Mark’s logic, though, is suspect and I perhaps chided him a bit strongly (Mark is kind, though small and fragile). I am pretty positive that Mark’s father’s emails, given what I know of the other emails, are filled with the same conspiratorial nonsense that seems to fly all over the internet. It was Mark’s response, which I did not read, that bothered me, exclusively blaming climate change and weather events for increasing corn prices around the world at the expense of greater, less publicized issues surrounding food prices.
The prices of this year’s corn will have little to do with corn that is being harvested at present. Next year’s prices may certainly be affected, though to what is extent is up to speculation. News reports are predicting a 10% increase.
Certainly, a 10% increase is bad thing. Poor households will pay 10% more for food than they did last year. If we assume that very poor households in the United States have only $2.00 per day to spend on food (according to Joe Stiglitz’s math), this could be devastating for someone trying to feed multiple kids. I am not disputing this.

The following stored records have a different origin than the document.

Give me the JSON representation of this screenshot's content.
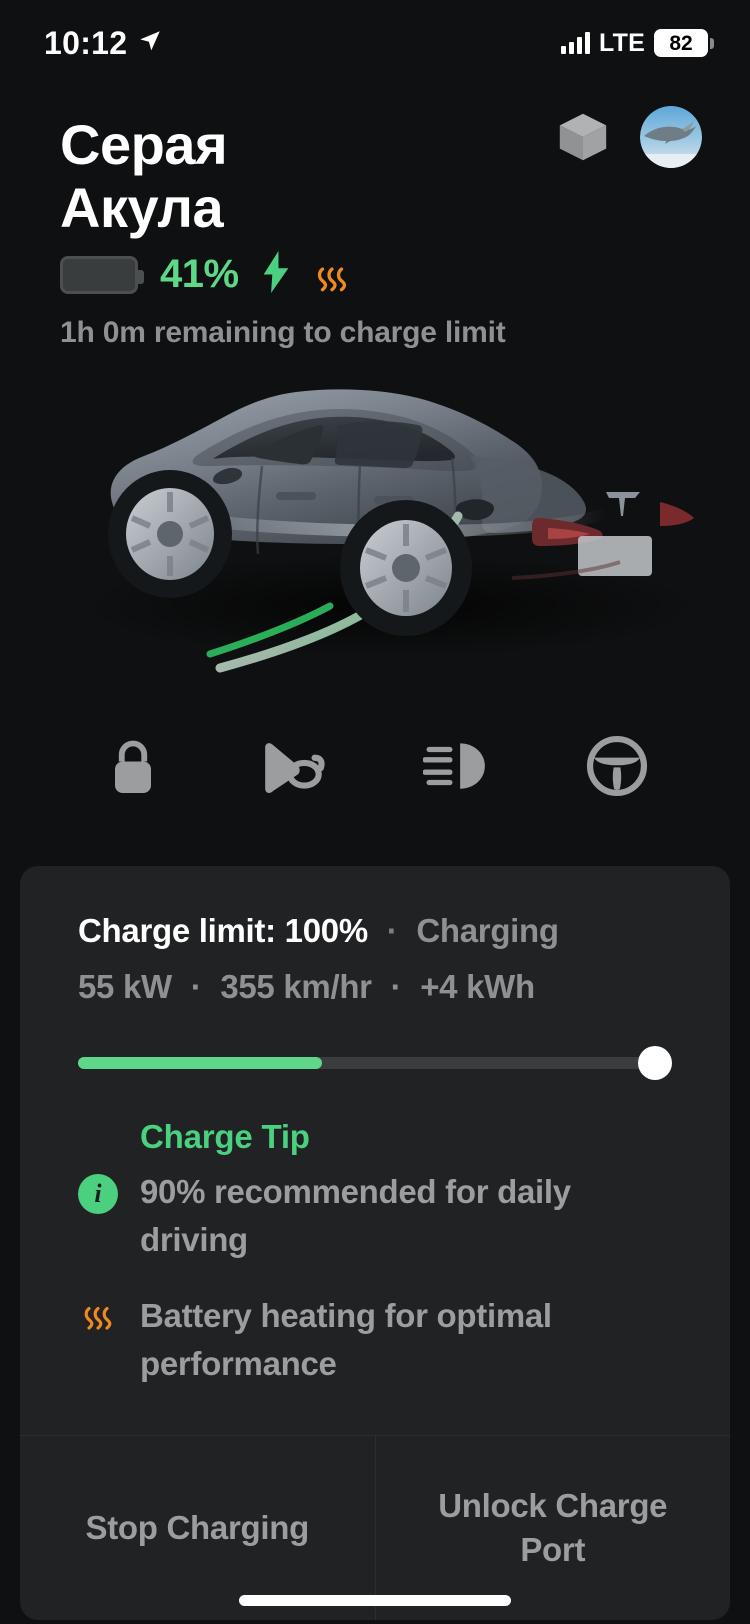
{
  "status_bar": {
    "time": "10:12",
    "location_icon": "location-arrow-icon",
    "network": "LTE",
    "battery_level": "82",
    "signal_icon": "signal-bars-icon"
  },
  "header": {
    "vehicle_name_line1": "Серая",
    "vehicle_name_line2": "Акула",
    "cube_icon": "cube-icon",
    "avatar_icon": "shark-avatar",
    "battery": {
      "percent_label": "41%",
      "percent_value": 41,
      "charging_icon": "lightning-bolt-icon",
      "heating_icon": "heat-waves-icon"
    },
    "remaining_text": "1h 0m remaining to charge limit"
  },
  "quick_actions": [
    {
      "name": "lock-button",
      "icon": "lock-icon"
    },
    {
      "name": "horn-button",
      "icon": "horn-icon"
    },
    {
      "name": "lights-button",
      "icon": "headlight-icon"
    },
    {
      "name": "steering-button",
      "icon": "steering-wheel-icon"
    }
  ],
  "charge_card": {
    "charge_limit_label": "Charge limit:",
    "charge_limit_value": "100%",
    "separator": "·",
    "status": "Charging",
    "stats": {
      "power": "55 kW",
      "rate": "355 km/hr",
      "added": "+4 kWh"
    },
    "slider": {
      "fill_percent": 41,
      "thumb_percent": 100
    },
    "tip_title": "Charge Tip",
    "tip_info_icon": "info-icon",
    "tip_text": "90% recommended for daily driving",
    "heat_icon": "heat-waves-icon",
    "heat_text": "Battery heating for optimal performance",
    "buttons": {
      "stop_charging": "Stop Charging",
      "unlock_port": "Unlock Charge Port"
    }
  },
  "colors": {
    "background": "#0f1011",
    "card": "#212223",
    "accent_green": "#4ad07f",
    "battery_green": "#5fd788",
    "heat_orange": "#f08a1e",
    "muted_text": "#8e9192"
  }
}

However, corn prices have been increasing rapidly for several years. This trend cannot be ignored. The figure above shows that the worldwide prices of corn have been increasing since at least 2002, follow the general pattern of the American economy crashing in 2008, then recovering quickly at present. But after decades of mostly flat prices, this giant spike is noteworthy, and, in my opinion frightening.

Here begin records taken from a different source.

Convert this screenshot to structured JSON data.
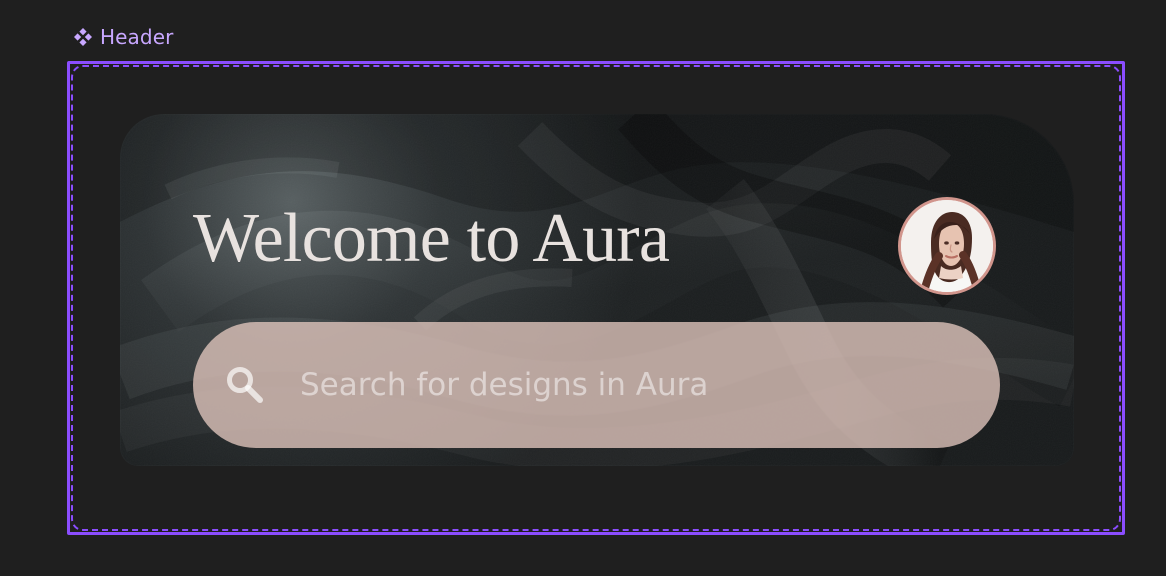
{
  "component": {
    "label": "Header",
    "icon": "component-diamond-icon",
    "accent_color": "#8b4dff",
    "label_color": "#c8a7ff"
  },
  "header": {
    "title": "Welcome to Aura",
    "avatar_icon": "profile-avatar",
    "search": {
      "placeholder": "Search for designs in Aura",
      "value": "",
      "icon": "search-icon"
    }
  }
}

Important to my discussion with Mark, this trend has little to do with precipitation in the United States (below), which has actually been increasing over time.We note that global mean temperatures have been increasing for at least the last half century, but also note again that corn prices did not rise uniformly with this increase. (The scale of the corn price graph is 1980 to present. During this time, there was a consistent rise in temperature, where corn prices, outside of some bumps are mostly flat until 2002.)

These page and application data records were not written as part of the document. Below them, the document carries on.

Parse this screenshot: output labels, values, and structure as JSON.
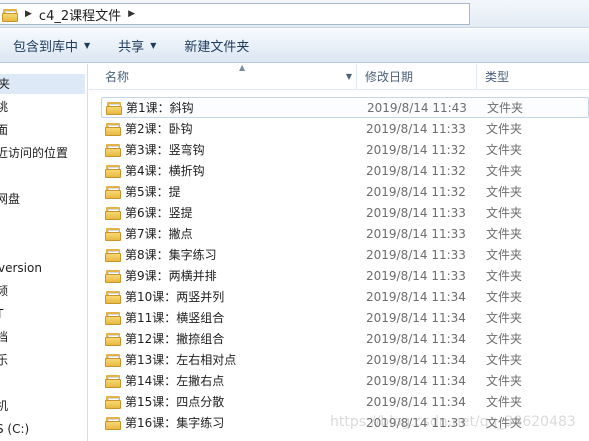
{
  "address": {
    "path_segments": [
      "c4_2课程文件"
    ]
  },
  "toolbar": {
    "include_in_library": "包含到库中",
    "share": "共享",
    "new_folder": "新建文件夹"
  },
  "nav": {
    "items": [
      "夹",
      "桃",
      "面",
      "近访问的位置",
      "网盘",
      "version",
      "频",
      "T",
      "档",
      "乐",
      "机",
      "S (C:)"
    ]
  },
  "columns": {
    "name": "名称",
    "date": "修改日期",
    "type": "类型"
  },
  "files": [
    {
      "name": "第1课：斜钩",
      "date": "2019/8/14 11:43",
      "type": "文件夹"
    },
    {
      "name": "第2课：卧钩",
      "date": "2019/8/14 11:33",
      "type": "文件夹"
    },
    {
      "name": "第3课：竖弯钩",
      "date": "2019/8/14 11:32",
      "type": "文件夹"
    },
    {
      "name": "第4课：横折钩",
      "date": "2019/8/14 11:32",
      "type": "文件夹"
    },
    {
      "name": "第5课：提",
      "date": "2019/8/14 11:32",
      "type": "文件夹"
    },
    {
      "name": "第6课：竖提",
      "date": "2019/8/14 11:33",
      "type": "文件夹"
    },
    {
      "name": "第7课：撇点",
      "date": "2019/8/14 11:33",
      "type": "文件夹"
    },
    {
      "name": "第8课：集字练习",
      "date": "2019/8/14 11:33",
      "type": "文件夹"
    },
    {
      "name": "第9课：两横并排",
      "date": "2019/8/14 11:33",
      "type": "文件夹"
    },
    {
      "name": "第10课：两竖并列",
      "date": "2019/8/14 11:34",
      "type": "文件夹"
    },
    {
      "name": "第11课：横竖组合",
      "date": "2019/8/14 11:34",
      "type": "文件夹"
    },
    {
      "name": "第12课：撇捺组合",
      "date": "2019/8/14 11:34",
      "type": "文件夹"
    },
    {
      "name": "第13课：左右相对点",
      "date": "2019/8/14 11:34",
      "type": "文件夹"
    },
    {
      "name": "第14课：左撇右点",
      "date": "2019/8/14 11:34",
      "type": "文件夹"
    },
    {
      "name": "第15课：四点分散",
      "date": "2019/8/14 11:34",
      "type": "文件夹"
    },
    {
      "name": "第16课：集字练习",
      "date": "2019/8/14 11:33",
      "type": "文件夹"
    }
  ],
  "watermark": "https://blog.csdn.net/qq_38620483"
}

A spike of 10% next year over this year is a problem. Ignoring the overall trend of price increases (raising the base price that we would use to calculate next years price), is wholly unwise particularly when it is due to forces very much within our control.
I have written before on the problem of the trend toward financialization of commodities, the move from volatile equity based investments, to speculation on high yield, high demand commodities such as ag and mineral products, a practice that was illegal before the early 2000’s. Looking at the NASDAQ index, the evidence is compelling. The price of corn follows the stock market, suggesting that the two are tightly connected. Spikes in the price of gas and oil are also connected with this trend.
According to a UN Conference on Trade and Development report
• “these factors (rising food demand, biofuels, climate change) alone are not sufficient to explain recent commodity price developments; another major factor is the financialization of commodity markets. Its importance has increased significantly since about 2004, as reflected in rising volumes of financial investments in commodity derivatives markets – both at exchanges and over the counter (OTC). This phenomenon is a serious concern, because the activities of financial participants tend to drive commodity prices away from levels justified by market fundamentals, with negative effects both on producers and consumers.”-UNCTAD, 2011
The issue is certainly complex, much more complex than merely looking at one’s dying yard and concluding logically that weather is reducing supply which is raising prices. The reality, that American retirement accounts are gambling on the desperation of poor families in developing countries, is far more frightening, though they’ve long (and happily) gambled on war profits and tobacco.
We can do little to fix the weather. We can, though, fix economic policy to encourage equity in the worldwide price of food, a basic human right in my opinion.
Note: I just noticed that the New York Times ran an ariticle today which focuses on the role of weather on food prices, but fails to make even the smallest mention of the issue of the financialization of food commodities.